Activity: The lines below may contain the word "this". Please count those that do and give the number alone.

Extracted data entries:
☆ ☆ ☆ ☆

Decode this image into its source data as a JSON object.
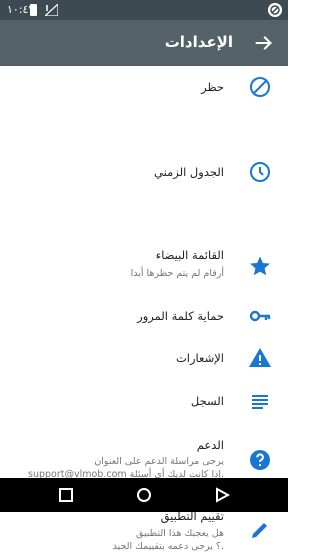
{
  "status": {
    "time": "١٠:٤٧"
  },
  "header": {
    "title": "الإعدادات"
  },
  "items": [
    {
      "label": "حظر"
    },
    {
      "label": "الجدول الزمني"
    },
    {
      "label": "القائمة البيضاء",
      "sub": "أرقام لم يتم حظرها أبدا"
    },
    {
      "label": "حماية كلمة المرور"
    },
    {
      "label": "الإشعارات"
    },
    {
      "label": "السجل"
    },
    {
      "label": "الدعم",
      "sub1": "يرجى مراسلة الدعم على العنوان",
      "sub2": "support@vlmob.com إذا كانت لديك أي أسئلة."
    },
    {
      "label": "تقييم التطبيق",
      "sub1": "هل يعجبك هذا التطبيق",
      "sub2": "؟ يرجى دعمه بتقييمك الجيد."
    }
  ],
  "colors": {
    "accent": "#1976d2",
    "appbar": "#556168",
    "statusbar": "#3e4a51"
  }
}
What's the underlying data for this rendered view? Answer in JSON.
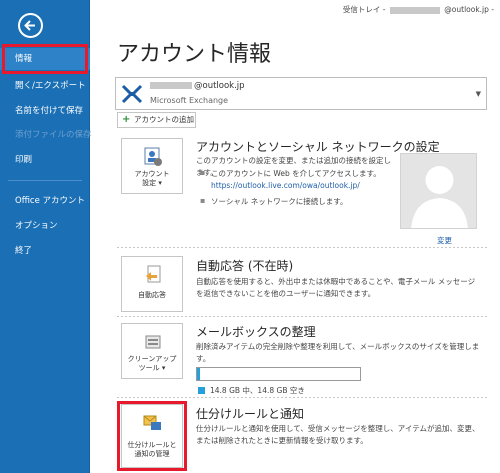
{
  "header": {
    "inbox_prefix": "受信トレイ -",
    "inbox_suffix": "@outlook.jp -"
  },
  "sidebar": {
    "items": [
      {
        "label": "情報",
        "state": "active"
      },
      {
        "label": "開く/エクスポート",
        "state": "normal"
      },
      {
        "label": "名前を付けて保存",
        "state": "normal"
      },
      {
        "label": "添付ファイルの保存",
        "state": "disabled"
      },
      {
        "label": "印刷",
        "state": "normal"
      },
      {
        "label": "Office アカウント",
        "state": "normal"
      },
      {
        "label": "オプション",
        "state": "normal"
      },
      {
        "label": "終了",
        "state": "normal"
      }
    ]
  },
  "main": {
    "title": "アカウント情報",
    "account": {
      "email_suffix": "@outlook.jp",
      "type": "Microsoft Exchange"
    },
    "add_account_label": "アカウントの追加",
    "account_settings": {
      "tile_label_1": "アカウント",
      "tile_label_2": "設定",
      "title": "アカウントとソーシャル ネットワークの設定",
      "desc": "このアカウントの設定を変更、または追加の接続を設定します。",
      "bullet1": "このアカウントに Web を介してアクセスします。",
      "link": "https://outlook.live.com/owa/outlook.jp/",
      "bullet2": "ソーシャル ネットワークに接続します。",
      "change_label": "変更"
    },
    "auto_reply": {
      "tile_label": "自動応答",
      "title": "自動応答 (不在時)",
      "desc": "自動応答を使用すると、外出中または休暇中であることや、電子メール メッセージを返信できないことを他のユーザーに通知できます。"
    },
    "mailbox": {
      "tile_label_1": "クリーンアップ",
      "tile_label_2": "ツール",
      "title": "メールボックスの整理",
      "desc": "削除済みアイテムの完全削除や整理を利用して、メールボックスのサイズを管理します。",
      "usage_text": "14.8 GB 中、14.8 GB 空き",
      "used_fraction": 0.02
    },
    "rules": {
      "tile_label_1": "仕分けルールと",
      "tile_label_2": "通知の管理",
      "title": "仕分けルールと通知",
      "desc": "仕分けルールと通知を使用して、受信メッセージを整理し、アイテムが追加、変更、または削除されたときに更新情報を受け取ります。"
    }
  },
  "colors": {
    "sidebar": "#1a6fb5",
    "highlight": "#e8192c",
    "link": "#1f5fa8"
  }
}
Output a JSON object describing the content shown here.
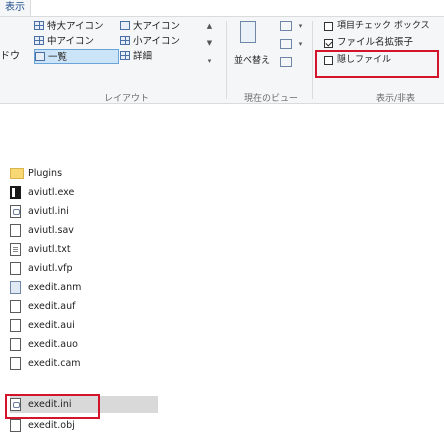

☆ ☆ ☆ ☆

Written solution: 2